Sweeney’s Men drew their material not just from Irish music but Americana, a particular passion of Terry Woods, who had somehow managed to build a collection of Carter Family records.
“It was very hard to get them, I can tell you that,” he declares. “The Christian Brothers had put me off all things Irish and I never really got into English pop music. In all honesty I don’t know how I ended up with this American old-timey thing but it just worked for me.
“One of the first things I learned to play was the five string banjo and in those days you couldn’t get anyone to teach you how to play it, and there were no books or records you could learn off but I managed to do it somehow, it just seemed to be a natural thing for me.”
It was a period of much experimentation and exploration and, no sooner had the first album been recorded than Andy Irvine departed for an extended trip to the Balkans. His replacement was electric guitarist Henry McCullough, signalling a new shift in the group’s direction.
“Johnny had met Henry and at that point music was getting into an experimental stage,” Woods explains. “There were a lot of crossover things happening and personally I was interested in going electric. I was influenced very much by what Bob Dylan was doing and The Byrds and The Band and I wanted to take folk music into that vein, people like Tim Hardin was one of my favourite songwriters.
“For me it was a very natural thing to do, though I remember we were booed off at the Cambridge Folk Festival because we had an electric guitar. Nevertheless that’s the direction I wanted to go in and after Sweeney’s Men I ended up being one of the founder members of Steeleye Span.”
McCullough’s stay was short-lived as he was coaxed away to join Joe Cocker, and later, Paul McCartney’s Wings. He does not appear on the group’s second and final album, The Tracks of Sweeney, though he does contribute a couple of compositions to the disc. Tracks found the group (now consisting of just Woods and Moynihan ) including more original material and dabbling in folk psychedelia like Woods’ ‘Brain Jam’. The album was released in December 1969, but the group had already split and gone their separate ways.
Fast forward to summer of 2012 and Sweeney’s Men have reconvened to take part in Andy Irvine’s 70th birthday concert in Dublin.
“We had a lot of fun rehearsing, a lot of laughs and remembrances,” Woods admits. “The gig itself went very well, the audience reaction was exceptional. Personally I don’t think there were many people at that show who would have even been around when Sweeney’s Men were playing but the reaction was really good. So the three of us thought ‘Maybe we should do something else’ and Andy then suggested a few shows, and November was the only time he had available because of his own work schedule and that’s how the tour came about.”

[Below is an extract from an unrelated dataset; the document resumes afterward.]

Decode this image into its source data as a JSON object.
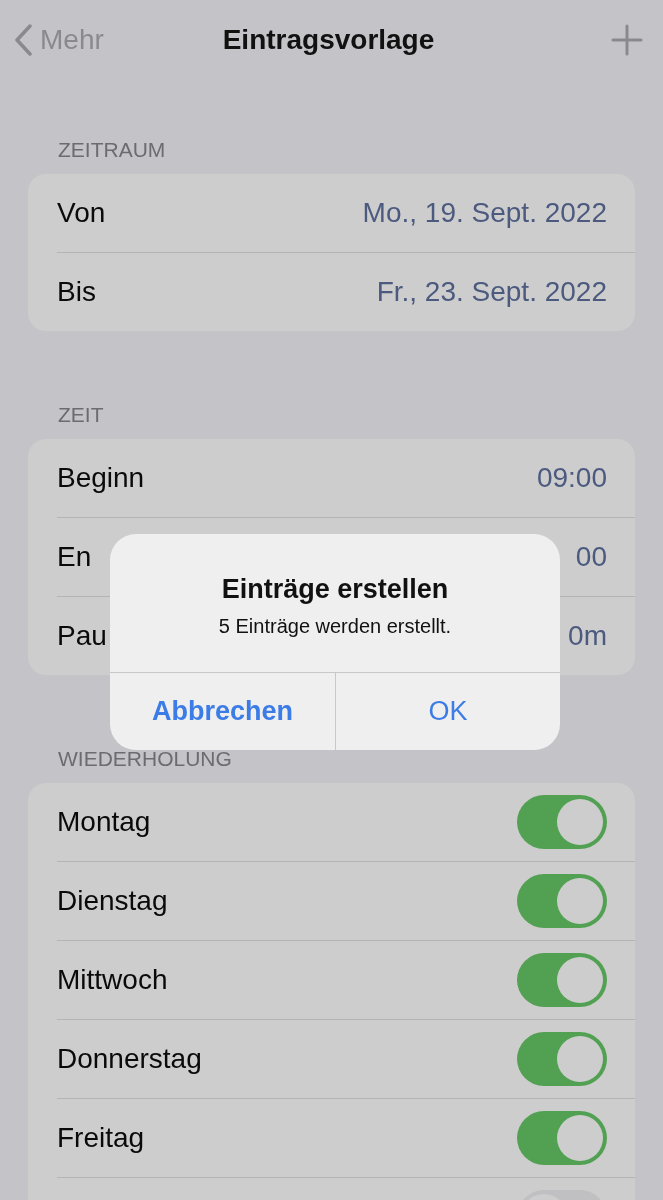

I ask Woods what kind of material audiences can expect the band to perform.
“When we were rehearsing and looking at stuff to do, I suggested we start at the beginning,” he replies. “So we’ve been doing the earlier stuff and concentrating on music we did up to the first album because that was the stuff people know us best from and I think that’s what we’ll be focusing on.”
Woods reveals there are no plans to record any of these re-union shows so this really is a once-in-a-lifetime chance to catch Sweeney’s Men live.
Tickets are available from the Town Hall on 091 - 569777 and www.tht.ie